No matter which review sites you choose to focus on, you can always read up on the best practices for each platform in the support/help center.
Claim your business on review sites.
The truth is that customers are going to leave reviews of your stores whether you’re aware of it or not. Claiming your business (at each location) on review sites helps customers see that you take their feedback seriously. It also helps more people find you online. Only after you claim your business can you verify specific information and respond to customers.
Ask for reviews.
Oftentimes, customers just need an invitation to leave a review. In fact, 77% of customers will leave a review if asked. Uninvited, the customers that leave reviews on their own are likely either extremely satisfied or extremely unhappy. This is almost worse than having no reviews because it hurts your ranking and paints an inaccurate picture of the average customer experience. You can ask for reviews in-person, via text message, via email, or through a combination of these methods. Explain how online reviews help your business and send a quick link that customers can complete right on their phones. You can even automate this request post-purchase for optimal completion rates.
While emails, or even phone calls, are often viewed as the standard for customer communication, the truth is that the majority of customers prefer texting. 9 out of 10 customers prefer interacting with a business via text message. Texting has a 98% open rate, versus email which fares about 20%. While it’s important to ask for reviews, sending the request through the channel that customers prefer (texting) is equally important. And if you’ve used texting as a tool to build relationships with local store management and local customers, it’s a great channel to complete the buyer’s journey and ask for a review.
Respond to online reviews.
Your work is not yet complete once a customer leaves a review. In addition to reading reviews, 97% of customers also read company responses. Even if a customer leaves a negative review, it’s important that you respond with an honest apology and acknowledgment of their complaint. Responding to positive reviews also demonstrates the type of customer service you provide. And references to specific store locations can build more trust with the local community.
Particularly for multi-locational stores, online reviews can help store managers bring ownership to their customer service and receive consistent performance feedback.
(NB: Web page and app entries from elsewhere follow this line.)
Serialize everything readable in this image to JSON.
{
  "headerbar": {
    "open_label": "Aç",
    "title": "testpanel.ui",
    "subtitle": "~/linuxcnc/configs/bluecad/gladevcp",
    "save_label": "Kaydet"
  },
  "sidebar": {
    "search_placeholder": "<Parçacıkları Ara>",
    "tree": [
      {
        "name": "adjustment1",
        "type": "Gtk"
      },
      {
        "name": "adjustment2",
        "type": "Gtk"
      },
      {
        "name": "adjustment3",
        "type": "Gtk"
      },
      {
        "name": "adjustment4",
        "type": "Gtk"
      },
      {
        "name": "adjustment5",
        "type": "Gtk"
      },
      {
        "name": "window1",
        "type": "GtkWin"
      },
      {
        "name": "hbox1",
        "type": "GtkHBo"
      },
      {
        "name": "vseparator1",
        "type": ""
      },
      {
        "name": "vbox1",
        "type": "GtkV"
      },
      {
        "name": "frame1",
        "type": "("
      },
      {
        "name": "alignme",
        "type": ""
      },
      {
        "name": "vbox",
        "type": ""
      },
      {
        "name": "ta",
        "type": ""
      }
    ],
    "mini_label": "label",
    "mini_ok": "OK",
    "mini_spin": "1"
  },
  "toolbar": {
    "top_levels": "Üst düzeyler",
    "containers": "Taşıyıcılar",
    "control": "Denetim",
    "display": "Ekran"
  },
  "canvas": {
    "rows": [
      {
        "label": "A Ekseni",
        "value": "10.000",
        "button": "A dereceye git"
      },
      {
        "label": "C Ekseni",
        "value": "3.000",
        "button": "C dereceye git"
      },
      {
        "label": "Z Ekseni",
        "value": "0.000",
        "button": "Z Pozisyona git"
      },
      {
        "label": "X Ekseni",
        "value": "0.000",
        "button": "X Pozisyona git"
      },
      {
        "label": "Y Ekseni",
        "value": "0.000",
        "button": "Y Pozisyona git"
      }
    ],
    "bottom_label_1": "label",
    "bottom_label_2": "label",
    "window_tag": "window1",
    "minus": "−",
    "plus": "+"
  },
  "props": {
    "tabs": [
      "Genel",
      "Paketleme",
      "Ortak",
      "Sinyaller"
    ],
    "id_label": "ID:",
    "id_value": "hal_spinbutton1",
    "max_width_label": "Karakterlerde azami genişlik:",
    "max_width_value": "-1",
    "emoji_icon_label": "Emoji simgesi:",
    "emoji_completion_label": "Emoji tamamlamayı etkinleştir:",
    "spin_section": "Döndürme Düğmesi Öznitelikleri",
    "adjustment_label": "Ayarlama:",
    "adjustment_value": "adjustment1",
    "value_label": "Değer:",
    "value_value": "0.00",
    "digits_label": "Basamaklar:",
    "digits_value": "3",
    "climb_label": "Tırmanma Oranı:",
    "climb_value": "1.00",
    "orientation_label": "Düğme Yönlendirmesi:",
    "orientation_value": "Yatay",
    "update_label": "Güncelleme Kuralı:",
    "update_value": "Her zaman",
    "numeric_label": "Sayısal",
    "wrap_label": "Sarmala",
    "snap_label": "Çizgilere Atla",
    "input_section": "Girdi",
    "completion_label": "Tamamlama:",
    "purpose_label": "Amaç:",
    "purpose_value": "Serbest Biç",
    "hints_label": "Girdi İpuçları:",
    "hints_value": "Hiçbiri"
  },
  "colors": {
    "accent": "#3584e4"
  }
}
When you ask for reviews, customers deliver. To automate review requests via text message and manage your responses (on all review sites) from one centralized inbox, see how Podium Reviews can help.
Most of the customer surveys from Makin’ Mattresses showed that customers were happy with the products and the services of the company. But the online reviews didn’t match up to this reputation, and management didn’t know why. After implementing Podium to automate review requests via text message, Makin’ Mattresses saw the number of online reviews increase tenfold. Their reputation was completely transformed with simple, automated review requests. The increased number of reviews showed potential customers a more authentic, positive version of the customer experience.
To see how Podium can help you manage your online reviews across multiple sites, automate your requests, and acquire new customers, check out a free Podium Reviews Demo.
BRA note: We are very pleased to announce that Podium has joined Board Retailers Association as a BRA Supporting Vendor Partner. If you would like to be introduced via email to the solid people behind this outstanding resource, email me. – Doug Works, BRA Executive Director
If you are not yet a BRA Retail Member, you can easily opt in to either Regular (no cost) or Distinguished ($99/yr.) Membership via this super simple join form